> [WHAT NEEDS TO BE DONE] Pull out each line of the data that includes the word "Customer".

Data about app and page elements
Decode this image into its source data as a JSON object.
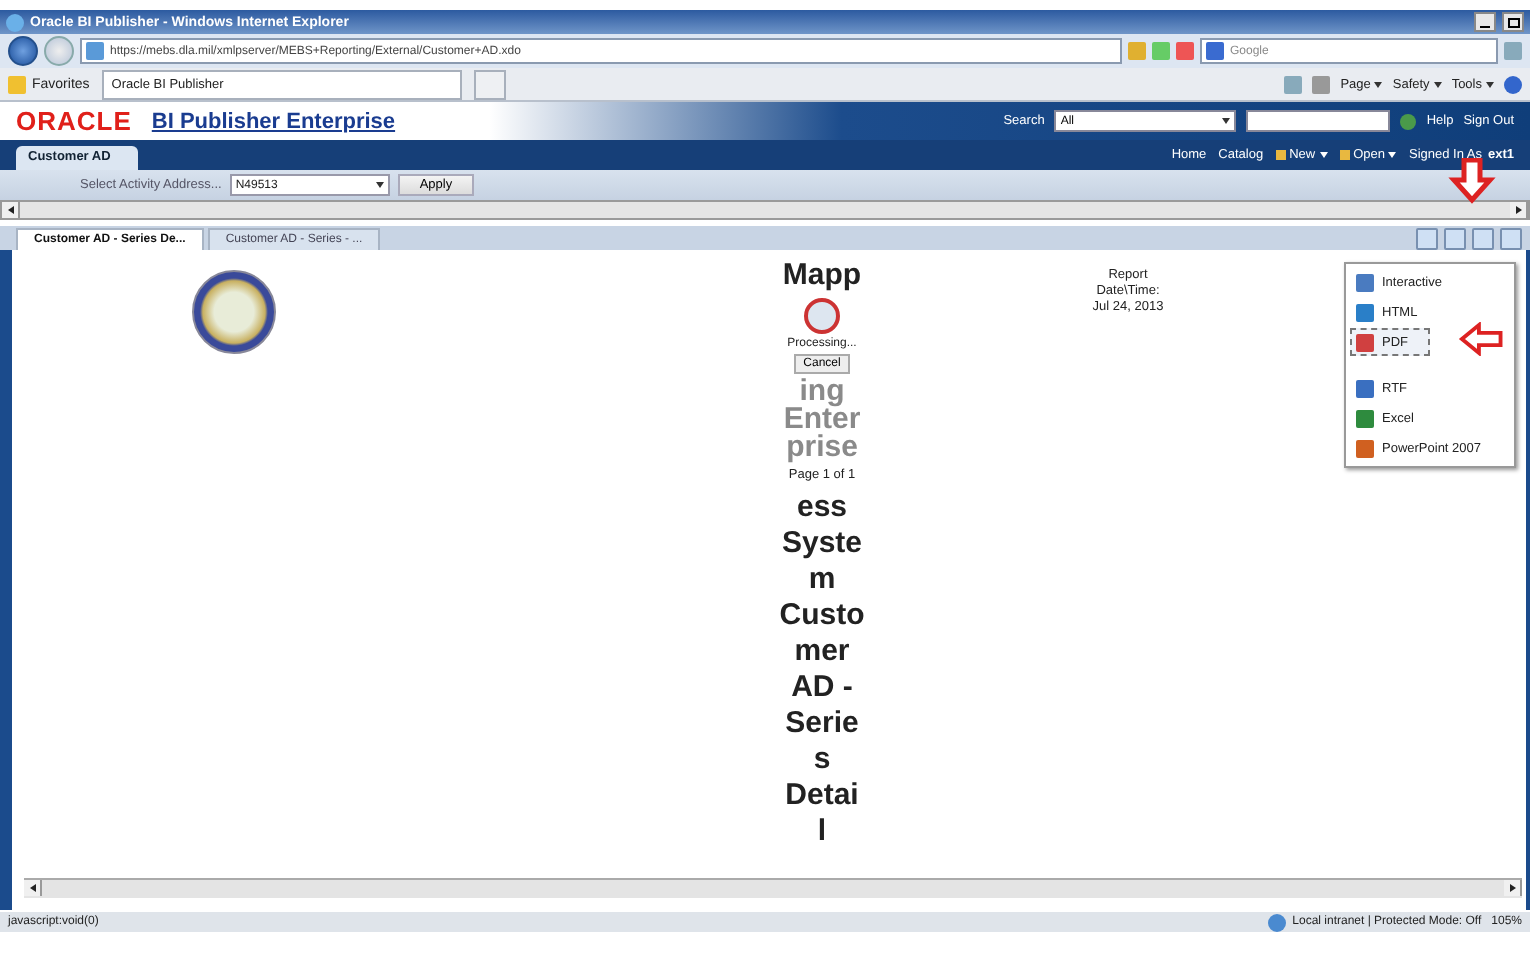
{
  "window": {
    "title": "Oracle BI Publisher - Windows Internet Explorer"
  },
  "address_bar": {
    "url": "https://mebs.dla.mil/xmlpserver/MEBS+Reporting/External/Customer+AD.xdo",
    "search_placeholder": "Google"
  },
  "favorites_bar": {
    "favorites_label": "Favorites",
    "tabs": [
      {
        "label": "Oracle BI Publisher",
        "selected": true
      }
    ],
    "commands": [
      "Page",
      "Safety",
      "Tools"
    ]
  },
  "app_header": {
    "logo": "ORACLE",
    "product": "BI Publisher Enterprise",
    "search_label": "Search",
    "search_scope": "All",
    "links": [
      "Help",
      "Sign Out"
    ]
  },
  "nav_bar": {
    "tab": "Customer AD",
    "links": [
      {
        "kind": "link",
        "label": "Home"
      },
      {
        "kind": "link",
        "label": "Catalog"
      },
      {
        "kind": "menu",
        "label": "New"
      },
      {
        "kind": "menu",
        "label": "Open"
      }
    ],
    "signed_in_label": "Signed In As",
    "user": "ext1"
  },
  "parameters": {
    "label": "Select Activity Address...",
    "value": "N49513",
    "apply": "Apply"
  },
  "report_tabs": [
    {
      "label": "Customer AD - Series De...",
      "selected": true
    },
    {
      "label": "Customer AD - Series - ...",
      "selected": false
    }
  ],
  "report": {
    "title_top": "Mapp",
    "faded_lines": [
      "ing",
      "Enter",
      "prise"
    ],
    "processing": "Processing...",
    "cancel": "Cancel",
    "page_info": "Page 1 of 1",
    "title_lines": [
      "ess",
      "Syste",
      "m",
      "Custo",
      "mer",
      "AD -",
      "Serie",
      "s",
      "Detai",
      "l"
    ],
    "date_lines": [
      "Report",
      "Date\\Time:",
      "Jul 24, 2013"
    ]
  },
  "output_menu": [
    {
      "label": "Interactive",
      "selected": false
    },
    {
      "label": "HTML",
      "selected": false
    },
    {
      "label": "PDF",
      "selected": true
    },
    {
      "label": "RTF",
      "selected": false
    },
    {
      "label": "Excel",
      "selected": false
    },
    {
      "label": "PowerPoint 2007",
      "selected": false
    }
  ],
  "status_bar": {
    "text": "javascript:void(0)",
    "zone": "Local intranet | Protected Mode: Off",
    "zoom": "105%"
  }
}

> [EXERCISE SOLUTION]
    "url": "https://mebs.dla.mil/xmlpserver/MEBS+Reporting/External/Customer+AD.xdo",
    "tab": "Customer AD",
      "label": "Customer AD - Series De...",
      "label": "Customer AD - Series - ...",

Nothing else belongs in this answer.